What I claim is:
1. A deck structure for a building, which structure comprises a pair of panels of glass blocks, the panels being laid in edge to edge relation and the blocks in said panels being laid in unstaggered rows and at their upper faces in at least one direction being of substantially less width than in the corresponding direction upon their lower faces, whereby to provide parallel spaced joints which are substantially wider at the top than at the bottom, and jo-ints transverse of the rst-mentioned joints, the joints being filled with a strong hard mortar, the mortar in the nist-mentioned joints having embedded therein reticulated trusses comprising upper and lower parallel wires spaced to be respectively near the upper and lower surfaces of the mortar and transverse wires interconnecting them, said trusses being joined together transversely by rods embedded in the mortar in the transverse joints, said panels being separated by an expansion joint, the rods in the transverse joints of one panel extending across said expansion joint a short distance into the corresponding joint in the contiguous panel, said rods being coated with a material non-adherent with respect to the mortar and the ends of the rods also being spaced with respect to the contiguous ends of the rods in the said adjacent panel to permit expansion and contraction of the panel.
2. A construction as defined in claim 1 in which the upper and lower wires each comprise pairs horizontally spaced and the interconnecting wires provide a series of angles, the apexes of which are disposed between the wires of each pair.

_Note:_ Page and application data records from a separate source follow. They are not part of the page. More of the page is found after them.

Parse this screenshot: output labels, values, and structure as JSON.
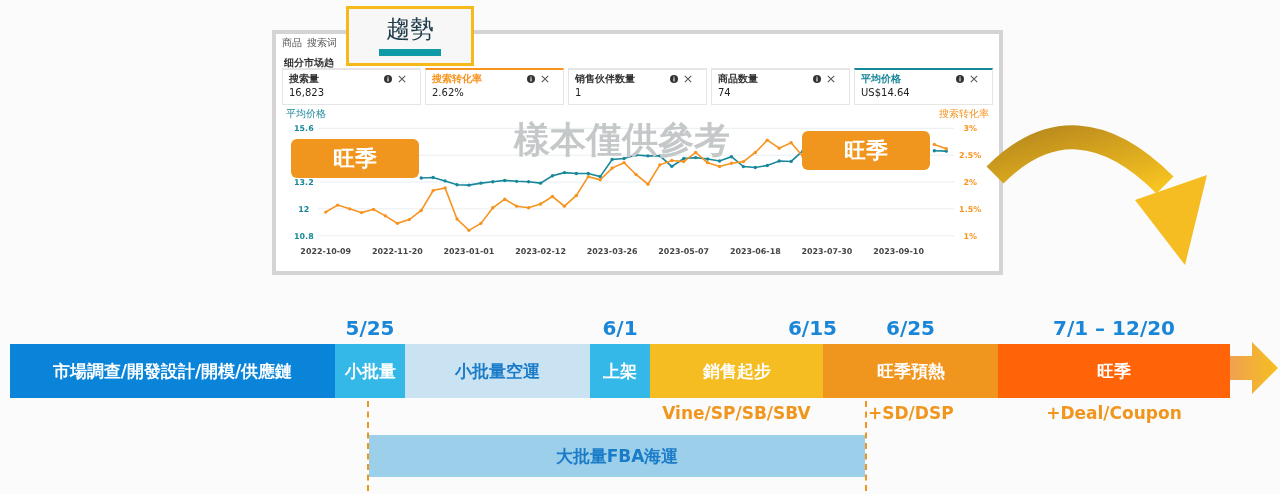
{
  "screenshot": {
    "tabs": [
      {
        "label": "商品",
        "selected": false
      },
      {
        "label": "搜索词",
        "selected": false
      }
    ],
    "section_title": "细分市场趋",
    "cards": [
      {
        "label": "搜索量",
        "value": "16,823"
      },
      {
        "label": "搜索转化率",
        "value": "2.62%",
        "color": "#f7931e"
      },
      {
        "label": "销售伙伴数量",
        "value": "1"
      },
      {
        "label": "商品数量",
        "value": "74"
      },
      {
        "label": "平均价格",
        "value": "US$14.64",
        "color": "#17879a"
      }
    ],
    "chart_data": {
      "type": "line",
      "grid": true,
      "categories": [
        "2022-10-09",
        null,
        null,
        null,
        null,
        null,
        "2022-11-20",
        null,
        null,
        null,
        null,
        null,
        "2023-01-01",
        null,
        null,
        null,
        null,
        null,
        "2023-02-12",
        null,
        null,
        null,
        null,
        null,
        "2023-03-26",
        null,
        null,
        null,
        null,
        null,
        "2023-05-07",
        null,
        null,
        null,
        null,
        null,
        "2023-06-18",
        null,
        null,
        null,
        null,
        null,
        "2023-07-30",
        null,
        null,
        null,
        null,
        null,
        "2023-09-10",
        null,
        null,
        null,
        null
      ],
      "ylim": [
        10.8,
        15.6
      ],
      "yticks": [
        10.8,
        12,
        13.2,
        15.6
      ],
      "y2lim": [
        1,
        3
      ],
      "y2ticks": [
        {
          "value": 1,
          "label": "1%"
        },
        {
          "value": 1.5,
          "label": "1.5%"
        },
        {
          "value": 2,
          "label": "2%"
        },
        {
          "value": 2.5,
          "label": "2.5%"
        },
        {
          "value": 3,
          "label": "3%"
        }
      ],
      "series": [
        {
          "name": "平均价格",
          "color": "#17879a",
          "values": [
            null,
            null,
            null,
            null,
            null,
            null,
            null,
            null,
            13.38,
            13.4,
            13.25,
            13.08,
            13.06,
            13.15,
            13.21,
            13.27,
            13.23,
            13.21,
            13.15,
            13.48,
            13.62,
            13.58,
            13.58,
            13.44,
            14.21,
            14.25,
            14.41,
            14.37,
            14.37,
            13.9,
            14.25,
            14.29,
            14.23,
            14.14,
            14.33,
            13.89,
            13.85,
            13.94,
            14.14,
            14.12,
            14.6,
            null,
            null,
            null,
            null,
            null,
            null,
            null,
            null,
            null,
            null,
            14.6,
            14.58
          ]
        },
        {
          "name": "搜索转化率",
          "axis": "y2",
          "color": "#f7931e",
          "values": [
            1.44,
            1.57,
            1.5,
            1.43,
            1.49,
            1.37,
            1.23,
            1.3,
            1.47,
            1.84,
            1.89,
            1.31,
            1.1,
            1.23,
            1.52,
            1.68,
            1.55,
            1.52,
            1.59,
            1.73,
            1.55,
            1.75,
            2.1,
            2.04,
            2.26,
            2.36,
            2.14,
            1.96,
            2.32,
            2.4,
            2.38,
            2.55,
            2.36,
            2.29,
            2.35,
            2.38,
            2.55,
            2.78,
            2.63,
            2.73,
            2.47,
            null,
            null,
            null,
            null,
            null,
            null,
            null,
            null,
            null,
            null,
            2.7,
            2.62
          ]
        }
      ]
    },
    "watermark_text": "樣本僅供參考",
    "season_labels": [
      "旺季",
      "旺季"
    ]
  },
  "trend_callout": {
    "title": "趨勢"
  },
  "timeline": {
    "dates": [
      "5/25",
      "6/1",
      "6/15",
      "6/25",
      "7/1 – 12/20"
    ],
    "segments": [
      {
        "label": "市場調查/開發設計/開模/供應鏈",
        "color": "#0a84d8"
      },
      {
        "label": "小批量",
        "color": "#33b8e8"
      },
      {
        "label": "小批量空運",
        "color": "#c9e3f3"
      },
      {
        "label": "上架",
        "color": "#33b8e8"
      },
      {
        "label": "銷售起步",
        "color": "#f5bd22"
      },
      {
        "label": "旺季預熱",
        "color": "#f0961e"
      },
      {
        "label": "旺季",
        "color": "#ff6408"
      }
    ],
    "ad_notes": [
      "Vine/SP/SB/SBV",
      "+SD/DSP",
      "+Deal/Coupon"
    ],
    "shipping_bar": "大批量FBA海運"
  }
}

3. A deck structure for a building, which structure comprises a panel of glass blocks, the blocks in said panel being laid in unstaggered rows and at their upper faces in at least one direction, being substantially less in width than in the corresponding direction upon their lower faces, whereby to provide parallel spaced joints which are substantially wider at the top than at the bottom, and joints transverse of the first-mentioned joints, al1 of the joints being filled with a strong, hard cement, the cement in the rstmentioned joints having embedded therein reticulated trusses comprising vertically spaced wires, which are disposed respectively adjacent to the upper and lower surfaces of the cement, the spaced wires being interconnected by a Wire bent to provide a series of angles which are joined at theirapexes to said spaced wires, the trusses being joined by transversely-extending rods embedded in the mortar in the transverse joints.
GEORGE M. RAPP.